Data to process Block Start
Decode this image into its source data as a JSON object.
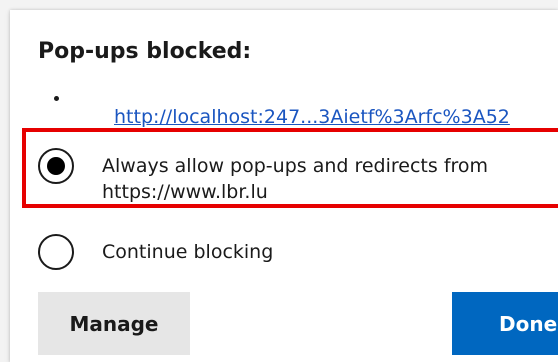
{
  "dialog": {
    "title": "Pop-ups blocked:",
    "blocked_link": "http://localhost:247...3Aietf%3Arfc%3A52",
    "options": [
      {
        "label_line1": "Always allow pop-ups and redirects from",
        "label_line2": "https://www.lbr.lu",
        "selected": true
      },
      {
        "label": "Continue blocking",
        "selected": false
      }
    ],
    "buttons": {
      "manage": "Manage",
      "done": "Done"
    }
  },
  "colors": {
    "link": "#1a55c0",
    "highlight": "#e60000",
    "primary_button": "#0067c0",
    "secondary_button": "#e6e6e6"
  }
}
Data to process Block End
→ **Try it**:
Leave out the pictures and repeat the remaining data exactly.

→ **Task output**:
Decode this image into its source data as a JSON object.
{
  "dialog": {
    "title": "Pop-ups blocked:",
    "blocked_link": "http://localhost:247...3Aietf%3Arfc%3A52",
    "options": [
      {
        "label_line1": "Always allow pop-ups and redirects from",
        "label_line2": "https://www.lbr.lu",
        "selected": true
      },
      {
        "label": "Continue blocking",
        "selected": false
      }
    ],
    "buttons": {
      "manage": "Manage",
      "done": "Done"
    }
  },
  "colors": {
    "link": "#1a55c0",
    "highlight": "#e60000",
    "primary_button": "#0067c0",
    "secondary_button": "#e6e6e6"
  }
}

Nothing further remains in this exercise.